"Dig It" is a song by the English rock band the Beatles from their 1970 album Let It Be. The song is credited to Lennon/McCartney/Harrison/Starkey, and is one of the few songs to be credited to all of the Beatles. This song and the 39-second "Maggie Mae" appear on the Let It Be album, but are excluded from the Let It Be... Naked album, instead being replaced with "Don't Let Me Down". Glyn Johns' May 1969 version of the album, then titled Get Back, had a four-minute excerpt of "Dig It", which was later reduced to the much shorter version in the final album.[1]

"Dig It"
Cover of the song's sheet music
Song by the Beatles
from the album Let It Be
Released8 May 1970
Recorded26 January 1969
StudioApple, London
Length0:51 (Let It Be version)
4:10 (Get Back mix)
8:20 (Full version)
15:05 (Jam)
LabelApple, EMI
Producer(s)Phil Spector

Recording edit

Several versions were recorded during the Get Back/Let It Be sessions, on 24,[2] 26,[3] 27,[4] 28,[5] and 29 January 1969,[6] at Apple Studio. The 51-second version on the album is an extract taken from the 26 January version,[3][1] which was a 15-minute jam that evolved from a loose "Like a Rolling Stone" jam. A segment of the jam session, 4 minutes and 30 seconds in length, appears in the documentary film Let It Be. The participants in that session are John Lennon on vocals and 6-string bass, George Harrison on guitar, Paul McCartney on piano, Ringo Starr on drums, George Martin on maracas and Billy Preston at the organ; also participating in the jam, but not heard on the released version, was Linda Eastman's six-year-old daughter Heather. Eastman later became McCartney's wife.[3][7]

In the early part of the jam, Lennon sings the main lyric with interjections from Harrison. Heather adds wordless vocals, which in the 2021 miniseries The Beatles: Get Back, appear to be imitating Yoko Ono. As the performance winds down, Lennon exhorts the others to continue. McCartney adds a baritone backup vocal of "dig it up, dig it up, dig it up" and variations, and Lennon begins to repeat "Like a rolling stone", then, in free association manner, mentions "the FBI", "the CIA", "the BBC", "B.B. King", "Doris Day" and "Matt Busby".[3][8]

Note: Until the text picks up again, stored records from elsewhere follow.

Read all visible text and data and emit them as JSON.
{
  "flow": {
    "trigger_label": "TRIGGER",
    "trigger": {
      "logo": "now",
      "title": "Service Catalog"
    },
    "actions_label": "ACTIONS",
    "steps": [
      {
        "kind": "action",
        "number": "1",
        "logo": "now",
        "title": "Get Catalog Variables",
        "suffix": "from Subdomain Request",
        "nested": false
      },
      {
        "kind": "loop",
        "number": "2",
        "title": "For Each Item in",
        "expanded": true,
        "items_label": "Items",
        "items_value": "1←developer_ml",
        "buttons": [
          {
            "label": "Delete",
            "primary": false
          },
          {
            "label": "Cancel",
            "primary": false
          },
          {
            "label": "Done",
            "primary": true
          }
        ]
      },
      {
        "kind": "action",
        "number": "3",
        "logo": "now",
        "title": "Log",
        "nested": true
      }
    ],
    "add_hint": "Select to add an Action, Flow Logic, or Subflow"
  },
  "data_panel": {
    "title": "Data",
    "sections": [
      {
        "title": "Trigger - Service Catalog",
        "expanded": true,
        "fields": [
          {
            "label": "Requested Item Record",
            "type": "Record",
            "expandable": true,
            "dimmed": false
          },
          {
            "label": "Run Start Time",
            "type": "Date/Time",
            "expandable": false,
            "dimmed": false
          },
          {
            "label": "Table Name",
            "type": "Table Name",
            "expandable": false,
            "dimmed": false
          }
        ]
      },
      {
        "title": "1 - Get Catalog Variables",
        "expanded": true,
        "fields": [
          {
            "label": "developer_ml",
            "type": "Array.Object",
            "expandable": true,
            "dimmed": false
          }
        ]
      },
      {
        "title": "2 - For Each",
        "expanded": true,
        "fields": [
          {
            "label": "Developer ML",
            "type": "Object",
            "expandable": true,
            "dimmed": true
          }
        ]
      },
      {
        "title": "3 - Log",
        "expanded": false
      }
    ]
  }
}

The excerpt on the Let It Be album fades in on Lennon's second "Like a rolling stone" and concludes with Lennon speaking in a falsetto: "That was 'Can You Dig It?' by Georgie Wood, and now we'd like to do 'Hark, the Angels Come'". The second sentence of that line is cut off in Let It Be's film recording of the jam session. ("Wee Georgie Wood" was a 4'9" music-hall performer and child star.) The interjection actually comes from a different improvised jam recorded on the 24th.[2] The earlier jam was much different, described by Beatles bootleg scholars Doug Sulpy and Ray Schweighardt as "sounding like a cross between the traditional 'Sailor's Hornpipe' and a slowed down rendition of Neal Hefti's 'Batman', as played on slide guitar".[2] An excerpt from this jam (entitled "Can You Dig It?") can be heard on the "Fly on the Wall" bonus disc to Let It Be... Naked.[9]

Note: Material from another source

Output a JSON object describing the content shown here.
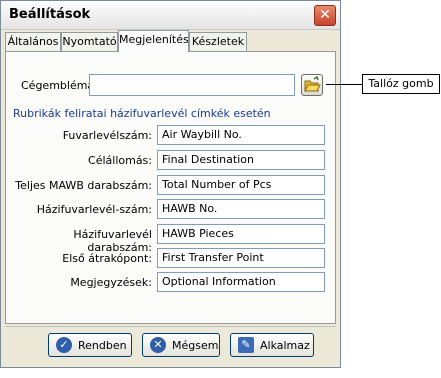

Personnel edit

Personnel per Ian MacDonald[10]

Notes edit

References edit

  • "Fly on the Wall". Beatle Brunch. 2009. Archived from the original on 8 July 2011. Retrieved 13 October 2009.
  • "Dig It". The Beatles Bible. 2009. Retrieved 13 October 2009.
  • MacDonald, Ian (2005). Revolution in the Head: The Beatles' Records and the Sixties (Second Revised ed.). London: Pimlico (Rand). ISBN 1-84413-828-3.
  • Sulpy, Doug; Schweighardt, Ray (1997). Get Back: The Unauthorized Chronicle of the Beatles' Let It Be Disaster. New York: St. Martin's Griffin. ISBN 0-312-19981-3.
  • Unterberger, Richie (2006). The Unreleased Beatles: Music & Film. San Francisco: Backbeat Books. ISBN 0-87930-892-3.

External links edit